# WHAT THE EXERCISE ASKS
Go through the records below and report each line with "JSON" in it.

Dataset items
_ _ _ _ _

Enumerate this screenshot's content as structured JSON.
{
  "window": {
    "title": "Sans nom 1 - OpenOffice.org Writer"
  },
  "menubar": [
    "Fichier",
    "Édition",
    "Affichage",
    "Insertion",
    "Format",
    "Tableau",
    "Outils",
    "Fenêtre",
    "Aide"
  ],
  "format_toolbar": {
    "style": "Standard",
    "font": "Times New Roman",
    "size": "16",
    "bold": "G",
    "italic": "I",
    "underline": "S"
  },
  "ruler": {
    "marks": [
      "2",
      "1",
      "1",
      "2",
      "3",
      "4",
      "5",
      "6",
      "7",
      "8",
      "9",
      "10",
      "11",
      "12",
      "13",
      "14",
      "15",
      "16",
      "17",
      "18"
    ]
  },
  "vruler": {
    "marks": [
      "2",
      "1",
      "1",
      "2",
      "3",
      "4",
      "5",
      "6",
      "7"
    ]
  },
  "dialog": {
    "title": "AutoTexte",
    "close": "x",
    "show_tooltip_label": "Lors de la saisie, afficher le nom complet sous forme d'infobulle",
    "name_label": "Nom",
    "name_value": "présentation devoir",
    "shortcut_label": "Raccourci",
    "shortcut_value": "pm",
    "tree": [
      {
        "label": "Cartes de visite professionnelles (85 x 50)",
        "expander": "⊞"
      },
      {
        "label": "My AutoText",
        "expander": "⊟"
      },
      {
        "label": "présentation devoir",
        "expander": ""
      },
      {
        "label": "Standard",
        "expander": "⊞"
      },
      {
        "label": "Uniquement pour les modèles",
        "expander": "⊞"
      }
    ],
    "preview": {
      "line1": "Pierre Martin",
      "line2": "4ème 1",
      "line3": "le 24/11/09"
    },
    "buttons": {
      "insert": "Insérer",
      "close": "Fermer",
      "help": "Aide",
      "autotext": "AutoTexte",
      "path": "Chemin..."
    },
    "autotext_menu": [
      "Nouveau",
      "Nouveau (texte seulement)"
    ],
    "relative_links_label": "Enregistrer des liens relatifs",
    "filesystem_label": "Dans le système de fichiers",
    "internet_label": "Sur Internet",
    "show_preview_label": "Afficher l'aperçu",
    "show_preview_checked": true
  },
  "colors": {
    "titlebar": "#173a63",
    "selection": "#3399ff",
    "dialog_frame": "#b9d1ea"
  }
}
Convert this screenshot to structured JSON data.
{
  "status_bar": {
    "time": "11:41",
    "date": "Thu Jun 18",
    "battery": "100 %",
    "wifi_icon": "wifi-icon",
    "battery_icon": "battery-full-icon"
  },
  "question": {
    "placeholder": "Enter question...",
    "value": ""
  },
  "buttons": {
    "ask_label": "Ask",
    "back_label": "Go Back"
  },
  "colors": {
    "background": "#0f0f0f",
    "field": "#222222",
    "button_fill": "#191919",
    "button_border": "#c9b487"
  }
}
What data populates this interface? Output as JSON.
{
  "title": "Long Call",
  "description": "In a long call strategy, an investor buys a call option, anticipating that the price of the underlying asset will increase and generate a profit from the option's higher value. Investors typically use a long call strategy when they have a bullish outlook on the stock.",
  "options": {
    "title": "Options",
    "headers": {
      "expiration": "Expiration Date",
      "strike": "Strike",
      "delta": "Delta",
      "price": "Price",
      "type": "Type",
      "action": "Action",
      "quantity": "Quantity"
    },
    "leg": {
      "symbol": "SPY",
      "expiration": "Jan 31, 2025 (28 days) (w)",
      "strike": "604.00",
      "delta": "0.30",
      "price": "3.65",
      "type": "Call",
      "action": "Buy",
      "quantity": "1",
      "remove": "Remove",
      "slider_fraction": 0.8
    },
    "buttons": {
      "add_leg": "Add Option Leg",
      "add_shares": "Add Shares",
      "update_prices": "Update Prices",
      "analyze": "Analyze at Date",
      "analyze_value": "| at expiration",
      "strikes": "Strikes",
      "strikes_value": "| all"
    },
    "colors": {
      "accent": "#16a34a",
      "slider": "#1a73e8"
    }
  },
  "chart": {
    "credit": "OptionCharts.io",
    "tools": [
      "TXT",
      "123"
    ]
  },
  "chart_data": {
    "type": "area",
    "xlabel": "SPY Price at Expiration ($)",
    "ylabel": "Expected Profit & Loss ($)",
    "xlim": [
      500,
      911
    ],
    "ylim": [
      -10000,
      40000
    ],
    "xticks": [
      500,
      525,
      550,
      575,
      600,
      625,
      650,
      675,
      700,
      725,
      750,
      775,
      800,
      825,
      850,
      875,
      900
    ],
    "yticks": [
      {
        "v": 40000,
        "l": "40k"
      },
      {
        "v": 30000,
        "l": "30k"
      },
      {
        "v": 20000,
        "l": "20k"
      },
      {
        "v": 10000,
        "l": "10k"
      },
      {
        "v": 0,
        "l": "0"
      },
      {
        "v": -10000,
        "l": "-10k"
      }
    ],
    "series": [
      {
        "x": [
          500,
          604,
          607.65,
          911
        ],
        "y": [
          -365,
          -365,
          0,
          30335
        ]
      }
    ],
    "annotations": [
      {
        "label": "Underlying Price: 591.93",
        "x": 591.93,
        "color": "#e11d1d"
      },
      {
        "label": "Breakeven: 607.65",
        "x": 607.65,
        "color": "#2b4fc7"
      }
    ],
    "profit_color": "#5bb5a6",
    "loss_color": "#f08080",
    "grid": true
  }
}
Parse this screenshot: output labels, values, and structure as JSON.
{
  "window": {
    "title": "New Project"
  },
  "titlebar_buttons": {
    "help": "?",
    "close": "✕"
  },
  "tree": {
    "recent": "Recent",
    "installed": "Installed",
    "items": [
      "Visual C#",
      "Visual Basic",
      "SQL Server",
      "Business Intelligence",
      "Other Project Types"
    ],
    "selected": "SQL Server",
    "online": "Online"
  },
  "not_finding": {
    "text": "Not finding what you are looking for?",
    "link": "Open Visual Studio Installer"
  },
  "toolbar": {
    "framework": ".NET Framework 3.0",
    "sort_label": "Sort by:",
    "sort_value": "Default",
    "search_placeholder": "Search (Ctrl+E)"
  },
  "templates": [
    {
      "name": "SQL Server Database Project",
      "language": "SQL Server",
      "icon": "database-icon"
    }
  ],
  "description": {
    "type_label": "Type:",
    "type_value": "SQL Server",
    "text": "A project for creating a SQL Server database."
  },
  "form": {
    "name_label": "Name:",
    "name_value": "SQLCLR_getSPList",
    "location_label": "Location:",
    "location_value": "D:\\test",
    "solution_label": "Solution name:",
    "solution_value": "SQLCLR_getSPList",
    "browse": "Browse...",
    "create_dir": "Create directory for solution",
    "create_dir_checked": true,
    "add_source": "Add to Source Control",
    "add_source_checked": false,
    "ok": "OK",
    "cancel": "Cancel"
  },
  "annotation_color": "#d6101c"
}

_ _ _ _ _

# WRITTEN SOLUTION
Enumerate this screenshot's content as structured JSON.
Convert this screenshot to structured JSON data.
What data populates this interface? Output as JSON.
Parse this screenshot: output labels, values, and structure as JSON.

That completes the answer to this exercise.